The Plastic Age

Posted on: May 5, 2008

Tom Slater

Two thousand feet above the ground, Ian stretched out on his porta-ledge that was precariously hanging from the rock face of El Capitan in Yosemite.

Tomorrow, early, he would push with all his strength for the summit, but tonight he would sway under the stars by a thread and ignore the world below.

Ian licked the cold tin of his last can of tuna like a starving cat and then gulped down some crackers and warm water. The last pools of light evaporated into the night blackness as he counted the stars as they began to appear.

He rolled over to the side of his porta-ledge. The material creaked as he shimmied his body over. Looking down into the black void, he saw car lights flickering like fire flies in and out of the forest trees and across the quiet meadows. Then he rolled over and pulled half of his sleeping bag over his greasy head and battered body. I’m a lucky son-of-a-bitch, he thought to himself, and then closed his eyes.

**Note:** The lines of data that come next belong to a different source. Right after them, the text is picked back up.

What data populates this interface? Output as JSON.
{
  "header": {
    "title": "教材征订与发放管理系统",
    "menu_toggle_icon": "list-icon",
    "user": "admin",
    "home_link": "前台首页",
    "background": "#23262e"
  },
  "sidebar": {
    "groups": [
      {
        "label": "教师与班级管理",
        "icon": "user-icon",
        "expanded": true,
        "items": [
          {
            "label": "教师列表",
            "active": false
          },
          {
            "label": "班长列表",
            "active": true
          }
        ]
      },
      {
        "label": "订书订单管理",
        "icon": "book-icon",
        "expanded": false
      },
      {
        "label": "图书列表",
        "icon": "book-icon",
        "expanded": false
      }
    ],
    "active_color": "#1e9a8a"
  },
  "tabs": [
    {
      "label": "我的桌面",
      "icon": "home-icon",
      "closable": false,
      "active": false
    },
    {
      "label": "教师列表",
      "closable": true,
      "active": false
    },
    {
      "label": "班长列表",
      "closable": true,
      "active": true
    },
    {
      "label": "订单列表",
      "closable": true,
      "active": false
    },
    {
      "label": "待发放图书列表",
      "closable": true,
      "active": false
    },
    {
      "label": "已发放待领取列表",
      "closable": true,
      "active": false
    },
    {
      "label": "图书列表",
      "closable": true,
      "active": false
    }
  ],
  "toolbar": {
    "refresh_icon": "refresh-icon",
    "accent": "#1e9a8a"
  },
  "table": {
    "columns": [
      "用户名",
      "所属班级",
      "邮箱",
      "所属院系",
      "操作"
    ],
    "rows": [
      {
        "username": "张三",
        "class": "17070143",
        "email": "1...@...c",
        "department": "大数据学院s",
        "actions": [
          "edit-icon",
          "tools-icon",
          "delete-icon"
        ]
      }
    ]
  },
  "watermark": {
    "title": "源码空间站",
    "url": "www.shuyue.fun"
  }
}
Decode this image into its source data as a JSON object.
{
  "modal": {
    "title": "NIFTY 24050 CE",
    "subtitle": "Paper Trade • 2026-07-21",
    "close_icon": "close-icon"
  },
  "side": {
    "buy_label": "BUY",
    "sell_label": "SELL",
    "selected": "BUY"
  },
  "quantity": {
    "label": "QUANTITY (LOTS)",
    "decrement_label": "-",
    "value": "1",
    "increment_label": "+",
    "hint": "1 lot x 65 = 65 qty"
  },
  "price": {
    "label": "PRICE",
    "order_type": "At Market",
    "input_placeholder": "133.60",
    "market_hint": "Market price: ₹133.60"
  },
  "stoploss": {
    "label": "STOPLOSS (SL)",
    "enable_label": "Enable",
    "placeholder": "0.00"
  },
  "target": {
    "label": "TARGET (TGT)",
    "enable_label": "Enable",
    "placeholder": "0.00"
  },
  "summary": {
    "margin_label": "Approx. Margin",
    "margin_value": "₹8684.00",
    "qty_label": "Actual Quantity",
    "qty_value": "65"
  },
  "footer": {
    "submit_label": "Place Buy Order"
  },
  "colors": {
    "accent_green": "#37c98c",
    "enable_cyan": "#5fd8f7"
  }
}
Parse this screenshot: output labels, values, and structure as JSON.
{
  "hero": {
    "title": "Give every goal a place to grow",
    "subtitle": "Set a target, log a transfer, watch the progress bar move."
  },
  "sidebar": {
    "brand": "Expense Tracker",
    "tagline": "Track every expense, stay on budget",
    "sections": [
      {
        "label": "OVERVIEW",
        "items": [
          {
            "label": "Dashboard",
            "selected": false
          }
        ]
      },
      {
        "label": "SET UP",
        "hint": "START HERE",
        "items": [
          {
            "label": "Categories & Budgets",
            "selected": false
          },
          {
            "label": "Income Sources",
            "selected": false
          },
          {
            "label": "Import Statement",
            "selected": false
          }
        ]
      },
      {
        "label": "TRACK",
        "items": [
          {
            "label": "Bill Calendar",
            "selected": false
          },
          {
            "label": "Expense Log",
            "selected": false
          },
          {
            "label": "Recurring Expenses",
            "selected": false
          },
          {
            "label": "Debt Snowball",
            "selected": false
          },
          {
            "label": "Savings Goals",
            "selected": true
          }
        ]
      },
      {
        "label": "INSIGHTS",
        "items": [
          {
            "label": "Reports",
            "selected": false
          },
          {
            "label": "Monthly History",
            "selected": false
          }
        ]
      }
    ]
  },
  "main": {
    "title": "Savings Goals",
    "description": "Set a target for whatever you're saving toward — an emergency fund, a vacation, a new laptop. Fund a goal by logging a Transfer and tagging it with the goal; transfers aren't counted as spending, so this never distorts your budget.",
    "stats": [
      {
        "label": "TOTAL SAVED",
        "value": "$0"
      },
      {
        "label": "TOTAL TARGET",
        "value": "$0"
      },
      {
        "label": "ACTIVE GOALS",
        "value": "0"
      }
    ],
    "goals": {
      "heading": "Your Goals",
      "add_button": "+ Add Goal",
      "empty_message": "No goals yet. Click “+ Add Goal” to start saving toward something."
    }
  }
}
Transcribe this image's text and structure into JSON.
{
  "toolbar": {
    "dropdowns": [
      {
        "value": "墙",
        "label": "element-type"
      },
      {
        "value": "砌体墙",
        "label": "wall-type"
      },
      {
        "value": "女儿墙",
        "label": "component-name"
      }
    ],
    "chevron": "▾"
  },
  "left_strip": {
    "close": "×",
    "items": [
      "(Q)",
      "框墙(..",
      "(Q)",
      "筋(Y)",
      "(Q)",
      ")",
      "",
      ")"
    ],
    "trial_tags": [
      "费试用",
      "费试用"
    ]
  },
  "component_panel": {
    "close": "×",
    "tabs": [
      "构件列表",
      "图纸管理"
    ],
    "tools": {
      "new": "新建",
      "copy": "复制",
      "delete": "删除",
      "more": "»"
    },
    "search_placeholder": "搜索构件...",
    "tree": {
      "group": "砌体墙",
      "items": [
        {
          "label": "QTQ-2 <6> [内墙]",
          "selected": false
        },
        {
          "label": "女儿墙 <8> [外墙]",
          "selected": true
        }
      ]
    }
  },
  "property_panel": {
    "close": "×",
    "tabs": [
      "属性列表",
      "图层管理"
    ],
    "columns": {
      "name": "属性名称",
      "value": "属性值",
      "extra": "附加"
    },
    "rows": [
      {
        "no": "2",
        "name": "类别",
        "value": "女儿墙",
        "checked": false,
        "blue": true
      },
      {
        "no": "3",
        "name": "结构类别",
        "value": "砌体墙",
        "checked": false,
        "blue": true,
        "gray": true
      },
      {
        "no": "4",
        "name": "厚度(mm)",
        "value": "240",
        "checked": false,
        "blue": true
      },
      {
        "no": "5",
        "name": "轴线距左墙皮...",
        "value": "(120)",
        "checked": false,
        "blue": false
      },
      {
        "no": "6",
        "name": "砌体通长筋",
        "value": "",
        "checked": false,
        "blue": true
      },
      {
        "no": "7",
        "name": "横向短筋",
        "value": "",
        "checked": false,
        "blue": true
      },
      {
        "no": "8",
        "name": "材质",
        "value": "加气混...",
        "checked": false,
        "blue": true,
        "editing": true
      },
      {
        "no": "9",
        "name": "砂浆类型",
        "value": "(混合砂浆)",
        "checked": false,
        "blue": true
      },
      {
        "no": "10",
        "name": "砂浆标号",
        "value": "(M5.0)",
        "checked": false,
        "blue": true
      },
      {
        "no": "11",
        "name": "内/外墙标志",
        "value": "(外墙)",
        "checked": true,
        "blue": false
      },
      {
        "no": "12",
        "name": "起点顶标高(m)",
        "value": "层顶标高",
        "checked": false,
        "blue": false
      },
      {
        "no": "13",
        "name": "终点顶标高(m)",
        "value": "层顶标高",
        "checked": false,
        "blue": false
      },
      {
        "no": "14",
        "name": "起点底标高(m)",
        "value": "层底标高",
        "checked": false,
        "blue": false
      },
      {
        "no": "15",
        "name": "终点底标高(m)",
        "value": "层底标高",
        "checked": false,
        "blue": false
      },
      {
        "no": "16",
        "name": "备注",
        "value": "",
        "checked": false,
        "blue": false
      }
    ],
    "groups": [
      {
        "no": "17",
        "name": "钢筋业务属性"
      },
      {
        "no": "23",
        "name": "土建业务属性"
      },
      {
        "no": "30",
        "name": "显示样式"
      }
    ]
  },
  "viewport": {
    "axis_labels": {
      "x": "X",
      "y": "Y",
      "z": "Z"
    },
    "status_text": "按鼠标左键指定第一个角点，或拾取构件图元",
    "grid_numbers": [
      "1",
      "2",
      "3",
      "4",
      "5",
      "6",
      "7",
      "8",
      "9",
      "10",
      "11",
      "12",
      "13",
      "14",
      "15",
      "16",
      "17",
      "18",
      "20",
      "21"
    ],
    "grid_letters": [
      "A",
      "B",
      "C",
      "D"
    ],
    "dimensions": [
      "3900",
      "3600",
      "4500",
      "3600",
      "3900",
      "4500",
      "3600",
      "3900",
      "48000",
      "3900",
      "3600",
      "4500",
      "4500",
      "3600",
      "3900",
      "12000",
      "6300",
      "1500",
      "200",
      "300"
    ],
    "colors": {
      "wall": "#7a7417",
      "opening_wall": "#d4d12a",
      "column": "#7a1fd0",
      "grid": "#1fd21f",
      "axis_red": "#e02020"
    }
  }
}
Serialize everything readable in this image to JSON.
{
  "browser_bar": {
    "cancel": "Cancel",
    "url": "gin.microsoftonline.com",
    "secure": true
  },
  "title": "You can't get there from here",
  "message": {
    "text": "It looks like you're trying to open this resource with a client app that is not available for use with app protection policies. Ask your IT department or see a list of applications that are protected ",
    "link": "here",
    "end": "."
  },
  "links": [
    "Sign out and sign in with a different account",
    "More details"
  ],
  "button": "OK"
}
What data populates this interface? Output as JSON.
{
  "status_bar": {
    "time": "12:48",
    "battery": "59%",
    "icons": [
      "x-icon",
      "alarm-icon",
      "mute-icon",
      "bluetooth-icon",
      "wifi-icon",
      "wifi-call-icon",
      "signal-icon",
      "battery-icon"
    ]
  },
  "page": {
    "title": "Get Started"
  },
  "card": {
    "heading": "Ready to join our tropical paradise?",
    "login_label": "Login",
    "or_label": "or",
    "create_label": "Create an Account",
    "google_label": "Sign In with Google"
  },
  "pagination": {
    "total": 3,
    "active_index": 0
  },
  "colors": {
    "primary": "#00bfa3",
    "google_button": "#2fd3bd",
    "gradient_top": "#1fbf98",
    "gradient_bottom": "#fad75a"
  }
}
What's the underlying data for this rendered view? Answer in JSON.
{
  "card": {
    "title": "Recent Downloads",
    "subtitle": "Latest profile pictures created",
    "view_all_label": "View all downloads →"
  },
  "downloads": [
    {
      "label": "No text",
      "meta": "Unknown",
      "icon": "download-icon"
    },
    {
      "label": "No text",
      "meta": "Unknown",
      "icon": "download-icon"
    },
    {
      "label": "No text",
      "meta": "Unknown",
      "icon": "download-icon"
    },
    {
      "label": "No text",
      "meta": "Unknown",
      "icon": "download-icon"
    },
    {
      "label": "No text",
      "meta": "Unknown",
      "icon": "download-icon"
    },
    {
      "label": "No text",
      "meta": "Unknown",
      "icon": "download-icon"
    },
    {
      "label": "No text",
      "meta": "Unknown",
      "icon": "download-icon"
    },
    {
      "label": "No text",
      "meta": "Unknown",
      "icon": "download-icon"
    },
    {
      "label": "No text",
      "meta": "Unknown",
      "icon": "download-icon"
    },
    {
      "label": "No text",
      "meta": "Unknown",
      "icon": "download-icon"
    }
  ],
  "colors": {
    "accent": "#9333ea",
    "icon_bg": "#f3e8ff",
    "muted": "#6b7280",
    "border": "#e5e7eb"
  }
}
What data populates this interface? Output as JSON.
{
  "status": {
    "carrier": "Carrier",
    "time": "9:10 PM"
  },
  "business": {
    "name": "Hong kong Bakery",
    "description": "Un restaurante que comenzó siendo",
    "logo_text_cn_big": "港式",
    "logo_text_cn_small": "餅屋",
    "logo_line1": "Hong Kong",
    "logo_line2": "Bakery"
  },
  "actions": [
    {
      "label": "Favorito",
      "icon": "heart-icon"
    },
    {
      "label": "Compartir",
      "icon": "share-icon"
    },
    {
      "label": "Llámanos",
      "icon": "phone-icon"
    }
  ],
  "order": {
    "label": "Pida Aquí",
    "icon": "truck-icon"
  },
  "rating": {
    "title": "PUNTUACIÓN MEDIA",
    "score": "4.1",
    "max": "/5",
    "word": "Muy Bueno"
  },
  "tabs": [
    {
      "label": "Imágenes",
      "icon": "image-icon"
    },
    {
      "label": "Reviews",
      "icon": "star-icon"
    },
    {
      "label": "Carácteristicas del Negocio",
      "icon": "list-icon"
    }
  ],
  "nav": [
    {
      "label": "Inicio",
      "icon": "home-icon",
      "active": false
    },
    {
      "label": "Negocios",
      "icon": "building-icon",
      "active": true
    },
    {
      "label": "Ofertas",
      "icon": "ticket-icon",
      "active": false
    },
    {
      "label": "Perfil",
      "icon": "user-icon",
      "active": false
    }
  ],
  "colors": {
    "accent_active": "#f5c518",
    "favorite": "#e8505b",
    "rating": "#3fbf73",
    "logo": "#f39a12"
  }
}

The full moon came early that night and beamed like a light accidentally left on. It washed the stars away. Ian woke up. He peered at the moonlight reflecting off the huge granite walls. It was as if he were staring into an eerie hall of mirrors.

“Whoa...” he whispered.

He then closed his eyes and let the image etch into his retina, then into his memory. All was silent except for the Merced River far below, the icy vein of life that stretched from the high mountain tops to the lush valley floor below and across the flat farmlands to the ocean.

He imagined another time when glaciers filled this valley and sent these waters raging to the sea. It was an ancient cycle. Only now, the once raging waters had now slowed to a soft hush as they flowed across the pesticide filled farmlands and polluted cities to the sea. Ian fell back into a restless slumber.

By late afternoon, Ian had climbed the upper reaches of El Cap and finished his solo ascent of Zodiac, one of Yosemite’s classic big wall climbs. He stared down at the cluttered valley below. The cars, busses, lodges, tents, and thousands of spectators were strewn out along the floor of the valley like colorful trash spilled from a can. “Too bad the Ice Age is over,” Ian said to himself. “This place could use a big flush.” But amazingly, the thin emerald green Merced still managed to find its way through it all and that made Ian smile.

Later that evening, on his drive home, as he washed his swollen hands in the cold Merced, he marveled at the late fall colors. He knew it was time to stash the rock climbing gear and wax up his winter quiver. The reefs and swelling river mouths would soon be alive and it’d be time to conquer other mountains.

After a few weeks of rest and some much needed home repairs, Ian was again back on the road searching for the source. He knew of a clogged river mouth that had probably opened back up after the first heavy rains last week. He wanted to surf it before the bars broke down.

He drove the winding road out to the coast. From a pullout he saw where the river mouth spilled into the sea. He saw perfect empty a-frames held delicately back by off-shore winds. Ian smiled.

He popped his trunk. Today he wanted to last forever, but he knew it’d only a few hours at best. He stared up at the gathering rain clouds and wondered if Yosemite had received its first snows yet. He could picture El Capitan frozen there in time like a relic from the ice age, a giant popsicle. He reluctantly pulled off his warm clothes and quickly pulled on his wetsuit.

After the cold paddle out, he found the best bar, then lined it up with a cluster of trees just inland of the dunes. A large bump lumbered in from the horizon quietly moved his way and then lurched up forming a pointy mountain of ocean in front of him.

Ian stroked hard and deep. He rose up and then plunged into the liquid valley, arms rising above his head, floating him as if he were a bird. He laid it over on a rail and then drifted back up to mid-face in slow motion. He dragged his back hand across the wave’s grey-green ruffled face. The off-shores howled and froze the lip, a hooking statue of stone, until it finally cascaded over him.

Ian was sucked up into the living cycle, riding the vein pulsing from the mountains down into the heart of the sea. He pumped up and down, moving in and out of the shadow of the falling lip. He wanted to make this first wave, his first tube of the winter. But just as he was about to explode from the depths of the spinning cavern, his board just stopped, a clot in the artery, and he flew headfirst over the nose of his board as the zippering curtain closed down around him.

After somersaulting across the newly formed sand bars, he emerged in disbelief. His leash was still tight and his board was stuck in a wad of kelp. He swam towards his board and pulled again, then reached to untangle it. But to his surprise it wasn’t kelp, but a huge tangle of black plastic that had floated out to sea, someone’s backyard trash. The next set pushed him back to the water’s edge.

Once on shore, he drug the clot from the water and set about untangling himself. After fifteen minutes he screamed into the howling wind, “Fuckin’ piece of shit!”. After a half-hour had passed, he collapsed, panting on the sand in the rain with ribbons of black plastic all around him, catching the off-shore winds, drifting like cancer back into the sea.